▶ _Requirement_:
Which lines below contain the word "Artikel"? Copy each one.

▶ _Records provided_:
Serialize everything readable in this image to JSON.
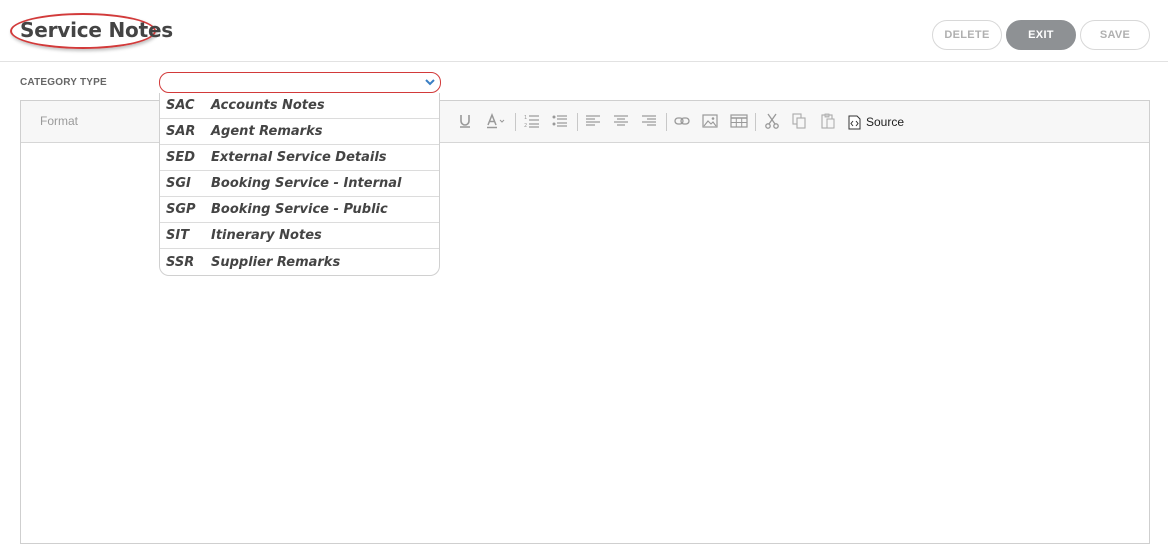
{
  "header": {
    "title": "Service Notes",
    "buttons": {
      "delete": "DELETE",
      "exit": "EXIT",
      "save": "SAVE"
    }
  },
  "category": {
    "label": "CATEGORY TYPE",
    "selected": "",
    "options": [
      {
        "code": "SAC",
        "label": "Accounts Notes"
      },
      {
        "code": "SAR",
        "label": "Agent Remarks"
      },
      {
        "code": "SED",
        "label": "External Service Details"
      },
      {
        "code": "SGI",
        "label": "Booking Service - Internal"
      },
      {
        "code": "SGP",
        "label": "Booking Service - Public"
      },
      {
        "code": "SIT",
        "label": "Itinerary Notes"
      },
      {
        "code": "SSR",
        "label": "Supplier Remarks"
      }
    ]
  },
  "editor": {
    "format_label": "Format",
    "source_label": "Source",
    "body": ""
  },
  "colors": {
    "accent_red": "#d23a3a",
    "exit_button": "#8e9194",
    "chevron": "#3a7fc4"
  }
}
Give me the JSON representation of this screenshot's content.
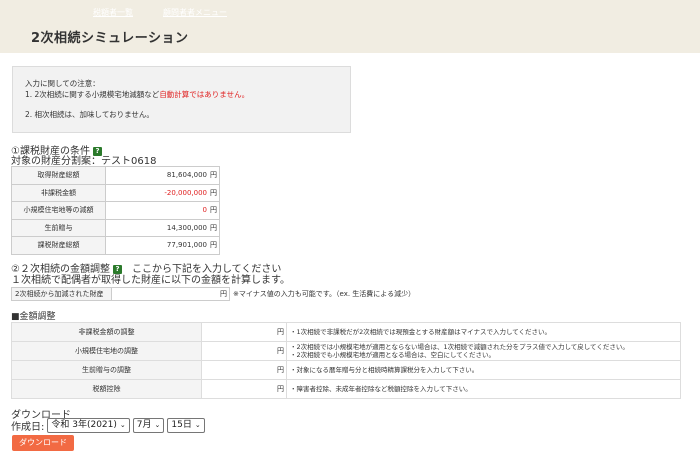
{
  "nav": {
    "links": [
      "税額者一覧",
      "顧問者者メニュー"
    ]
  },
  "page_title": "2次相続シミュレーション",
  "notice": {
    "heading": "入力に関しての注意：",
    "line1_prefix": "1. 2次相続に関する小規模宅地減額など",
    "line1_red": "自動計算ではありません。",
    "line2": "2. 相次相続は、加味しておりません。"
  },
  "conditions": {
    "title": "①課税財産の条件",
    "subtitle": "対象の財産分割案：テスト0618",
    "rows": [
      {
        "label": "取得財産総額",
        "value": "81,604,000",
        "unit": "円",
        "red": false
      },
      {
        "label": "非課税金額",
        "value": "-20,000,000",
        "unit": "円",
        "red": true
      },
      {
        "label": "小規模住宅地等の減額",
        "value": "0",
        "unit": "円",
        "red": true
      },
      {
        "label": "生前贈与",
        "value": "14,300,000",
        "unit": "円",
        "red": false
      },
      {
        "label": "課税財産総額",
        "value": "77,901,000",
        "unit": "円",
        "red": false
      }
    ]
  },
  "second": {
    "title": "②２次相続の金額調整",
    "title_suffix": "ここから下記を入力してください",
    "subtitle": "１次相続で配偶者が取得した財産に以下の金額を計算します。",
    "added": {
      "label": "2次相続から加減された財産",
      "unit": "円",
      "note": "※マイナス値の入力も可能です。（ex. 生活費による減少）"
    }
  },
  "adjust": {
    "title": "■金額調整",
    "rows": [
      {
        "label": "非課税金額の調整",
        "unit": "円",
        "notes": [
          "・1次相続で非課税だが2次相続では現預金とする財産額はマイナスで入力してください。"
        ]
      },
      {
        "label": "小規模住宅地の調整",
        "unit": "円",
        "notes": [
          "・2次相続では小規模宅地が適用とならない場合は、1次相続で減額された分をプラス値で入力して戻してください。",
          "・2次相続でも小規模宅地が適用となる場合は、空白にしてください。"
        ]
      },
      {
        "label": "生前贈与の調整",
        "unit": "円",
        "notes": [
          "・対象になる暦年贈与分と相続時精算課税分を入力して下さい。"
        ]
      },
      {
        "label": "税額控除",
        "unit": "円",
        "notes": [
          "・障害者控除、未成年者控除など税額控除を入力して下さい。"
        ]
      }
    ]
  },
  "download": {
    "title": "ダウンロード",
    "date_label": "作成日:",
    "year": "令和 3年(2021)",
    "month": "7月",
    "day": "15日",
    "button": "ダウンロード"
  },
  "colors": {
    "header_bg": "#f1ede2",
    "accent_red": "#e02020",
    "button": "#f26a43",
    "help_icon": "#2b7a2b"
  }
}
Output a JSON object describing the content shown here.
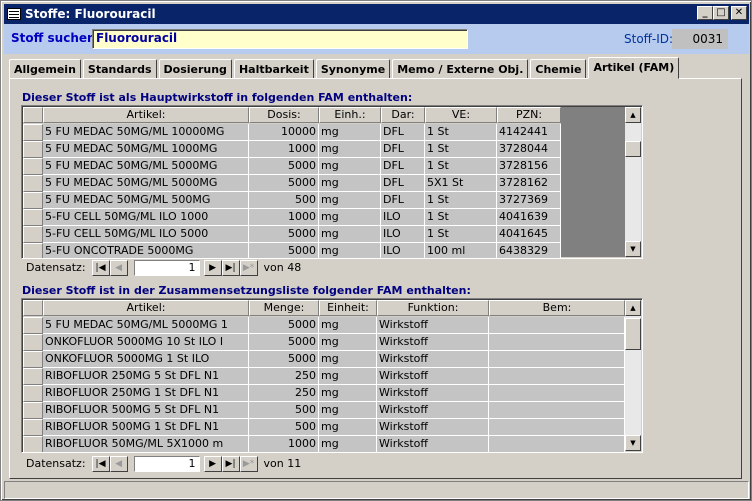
{
  "window": {
    "title": "Stoffe: Fluorouracil",
    "btn_min": "_",
    "btn_max": "□",
    "btn_close": "✕"
  },
  "search": {
    "label": "Stoff suchen:",
    "value": "Fluorouracil",
    "id_label": "Stoff-ID:",
    "id_value": "0031"
  },
  "tabs": [
    "Allgemein",
    "Standards",
    "Dosierung",
    "Haltbarkeit",
    "Synonyme",
    "Memo / Externe Obj.",
    "Chemie",
    "Artikel (FAM)"
  ],
  "active_tab": "Artikel (FAM)",
  "grid1": {
    "title": "Dieser Stoff ist als Hauptwirkstoff in folgenden FAM enthalten:",
    "headers": [
      "Artikel:",
      "Dosis:",
      "Einh.:",
      "Dar:",
      "VE:",
      "PZN:"
    ],
    "rows": [
      [
        "5 FU MEDAC 50MG/ML 10000MG",
        "10000",
        "mg",
        "DFL",
        "1 St",
        "4142441"
      ],
      [
        "5 FU MEDAC 50MG/ML 1000MG",
        "1000",
        "mg",
        "DFL",
        "1 St",
        "3728044"
      ],
      [
        "5 FU MEDAC 50MG/ML 5000MG",
        "5000",
        "mg",
        "DFL",
        "1 St",
        "3728156"
      ],
      [
        "5 FU MEDAC 50MG/ML 5000MG",
        "5000",
        "mg",
        "DFL",
        "5X1 St",
        "3728162"
      ],
      [
        "5 FU MEDAC 50MG/ML 500MG",
        "500",
        "mg",
        "DFL",
        "1 St",
        "3727369"
      ],
      [
        "5-FU CELL 50MG/ML ILO 1000",
        "1000",
        "mg",
        "ILO",
        "1 St",
        "4041639"
      ],
      [
        "5-FU CELL 50MG/ML ILO 5000",
        "5000",
        "mg",
        "ILO",
        "1 St",
        "4041645"
      ],
      [
        "5-FU ONCOTRADE 5000MG",
        "5000",
        "mg",
        "ILO",
        "100 ml",
        "6438329"
      ]
    ],
    "nav": {
      "label": "Datensatz:",
      "current": "1",
      "of": "von 48"
    }
  },
  "grid2": {
    "title": "Dieser Stoff ist in der Zusammensetzungsliste folgender FAM enthalten:",
    "headers": [
      "Artikel:",
      "Menge:",
      "Einheit:",
      "Funktion:",
      "Bem:"
    ],
    "rows": [
      [
        "5 FU MEDAC 50MG/ML 5000MG   1",
        "5000",
        "mg",
        "Wirkstoff",
        ""
      ],
      [
        "ONKOFLUOR 5000MG   10 St ILO I",
        "5000",
        "mg",
        "Wirkstoff",
        ""
      ],
      [
        "ONKOFLUOR 5000MG   1 St ILO",
        "5000",
        "mg",
        "Wirkstoff",
        ""
      ],
      [
        "RIBOFLUOR 250MG   5 St DFL N1",
        "250",
        "mg",
        "Wirkstoff",
        ""
      ],
      [
        "RIBOFLUOR 250MG   1 St DFL N1",
        "250",
        "mg",
        "Wirkstoff",
        ""
      ],
      [
        "RIBOFLUOR 500MG   5 St DFL N1",
        "500",
        "mg",
        "Wirkstoff",
        ""
      ],
      [
        "RIBOFLUOR 500MG   1 St DFL N1",
        "500",
        "mg",
        "Wirkstoff",
        ""
      ],
      [
        "RIBOFLUOR 50MG/ML   5X1000 m",
        "1000",
        "mg",
        "Wirkstoff",
        ""
      ]
    ],
    "nav": {
      "label": "Datensatz:",
      "current": "1",
      "of": "von 11"
    }
  },
  "nav_buttons": {
    "first": "|◀",
    "prev": "◀",
    "next": "▶",
    "last": "▶|",
    "new": "▶*"
  }
}
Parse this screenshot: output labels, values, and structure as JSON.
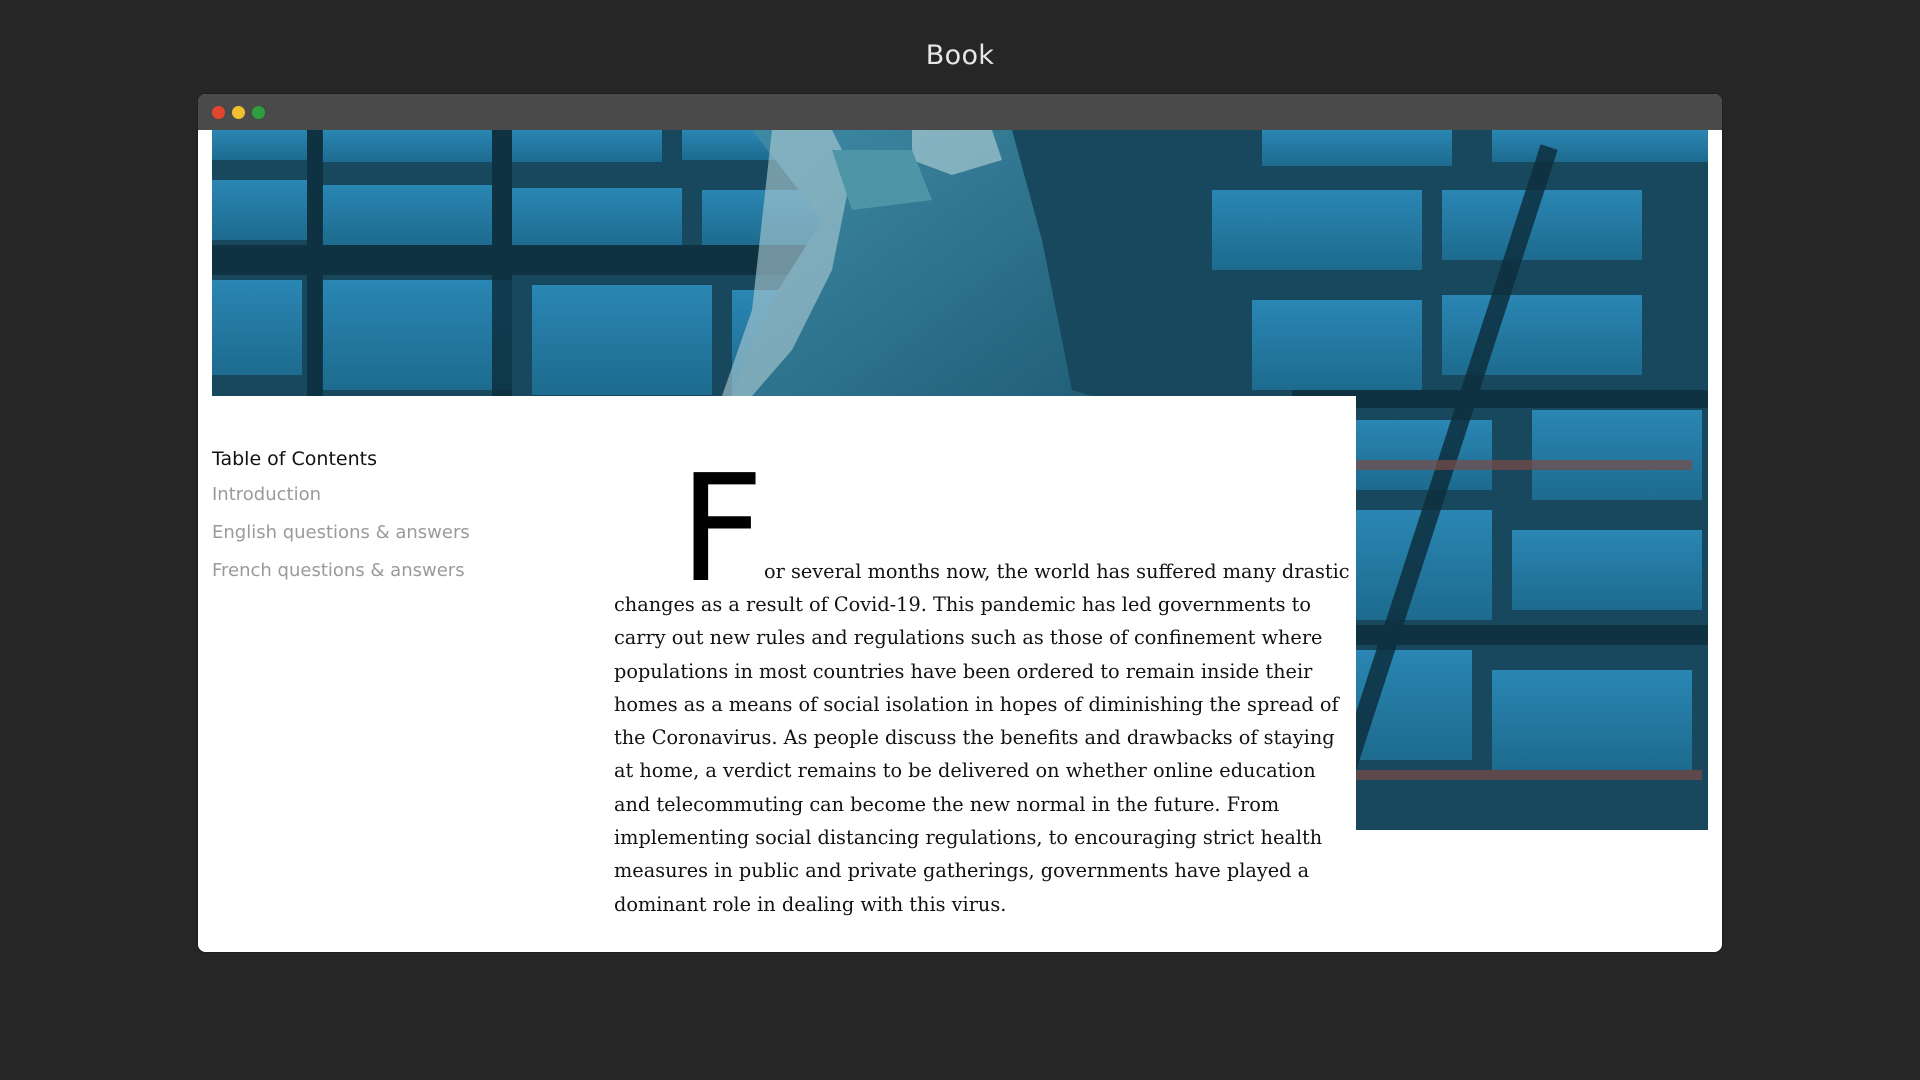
{
  "page": {
    "title": "Book"
  },
  "window": {
    "controls": [
      "close",
      "minimize",
      "maximize"
    ],
    "colors": {
      "close": "#e2462f",
      "minimize": "#efc02e",
      "maximize": "#2e9e3e",
      "titlebar": "#4a4a4a",
      "background": "#262626"
    }
  },
  "hero": {
    "icon": "hero-image",
    "accent": "#1f6f8f"
  },
  "toc": {
    "heading": "Table of Contents",
    "items": [
      "Introduction",
      "English questions & answers",
      "French questions & answers"
    ]
  },
  "article": {
    "dropcap": "F",
    "first_run": "or several months now, the world has suffered many drastic",
    "body": "changes as a result of Covid-19. This pandemic has led governments to carry out new rules and regulations such as those of confinement where populations in most countries have been ordered to remain inside their homes as a means of social isolation in hopes of diminishing the spread of the Coronavirus. As people discuss the benefits and drawbacks of staying at home, a verdict remains to be delivered on whether online education and telecommuting can become the new normal in the future. From implementing social distancing regulations, to encouraging strict health measures in public and private gatherings, governments have played a dominant role in dealing with this virus."
  }
}
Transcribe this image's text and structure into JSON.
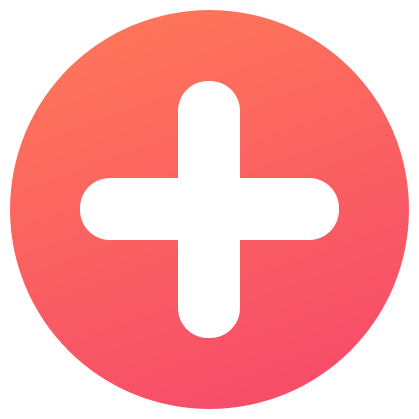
{
  "add_button": {
    "icon": "plus-icon",
    "colors": {
      "gradient_start": "#ff7a58",
      "gradient_end": "#f5476b",
      "icon": "#ffffff"
    }
  }
}
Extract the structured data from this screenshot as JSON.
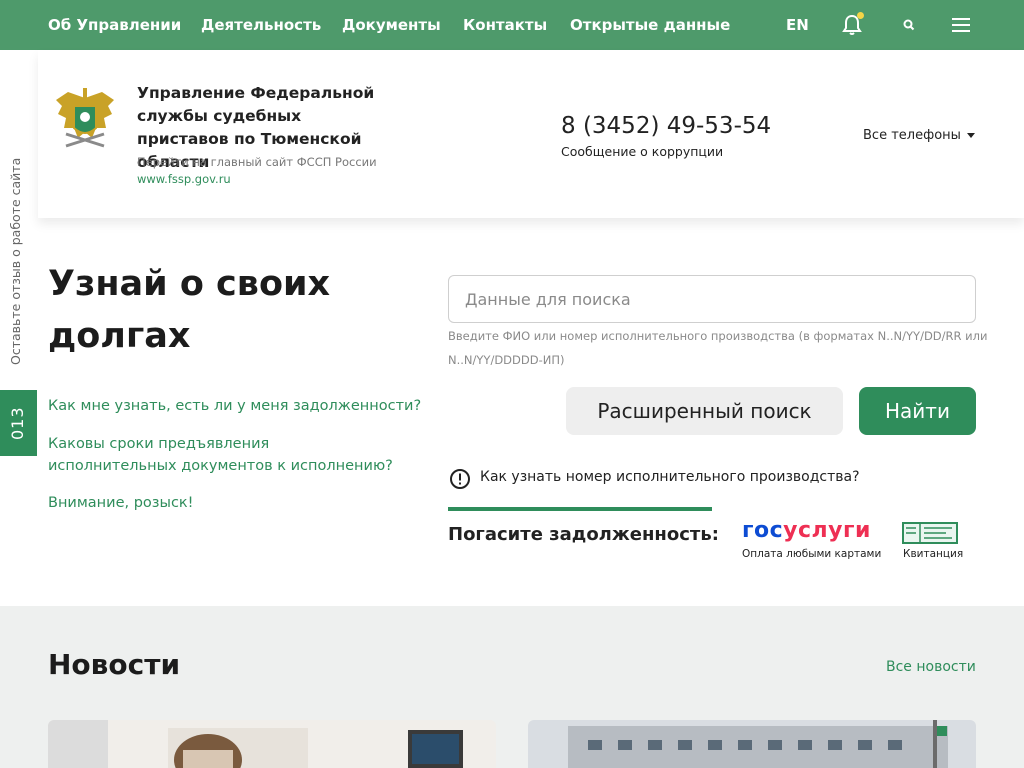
{
  "nav": {
    "items": [
      "Об Управлении",
      "Деятельность",
      "Документы",
      "Контакты",
      "Открытые данные"
    ],
    "lang": "EN"
  },
  "header": {
    "title": "Управление Федеральной службы судебных приставов по Тюменской области",
    "link_label": "Перейти на главный сайт ФССП России",
    "link": "www.fssp.gov.ru",
    "phone": "8 (3452) 49-53-54",
    "phone_note": "Сообщение о коррупции",
    "all_phones": "Все телефоны"
  },
  "sidebar": {
    "feedback": "Оставьте отзыв о работе сайта",
    "counter": "013"
  },
  "hero": {
    "title": "Узнай о своих долгах",
    "faq": [
      "Как мне узнать, есть ли у меня задолженности?",
      "Каковы сроки предъявления исполнительных документов к исполнению?",
      "Внимание, розыск!"
    ],
    "search_placeholder": "Данные для поиска",
    "search_value": "",
    "search_hint": "Введите ФИО или номер исполнительного производства (в форматах N..N/YY/DD/RR или N..N/YY/DDDDD-ИП)",
    "btn_advanced": "Расширенный поиск",
    "btn_find": "Найти",
    "info": "Как узнать номер исполнительного производства?",
    "pay_label": "Погасите задолженность:",
    "gos_part1": "гос",
    "gos_part2": "услуги",
    "gos_sub": "Оплата любыми картами",
    "kv_sub": "Квитанция"
  },
  "news": {
    "title": "Новости",
    "all": "Все новости"
  },
  "colors": {
    "nav_bg": "#4e9a6b",
    "accent": "#2f8d5b",
    "gos_blue": "#0d4cd3",
    "gos_red": "#ee2f53"
  },
  "icons": [
    "bell-icon",
    "search-icon",
    "menu-icon",
    "emblem-icon",
    "info-icon",
    "receipt-icon"
  ]
}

▶ _Exercise response_:
    "Artikel (FAM)"
  "active_tab": "Artikel (FAM)",
      "Artikel:",
      "Artikel:",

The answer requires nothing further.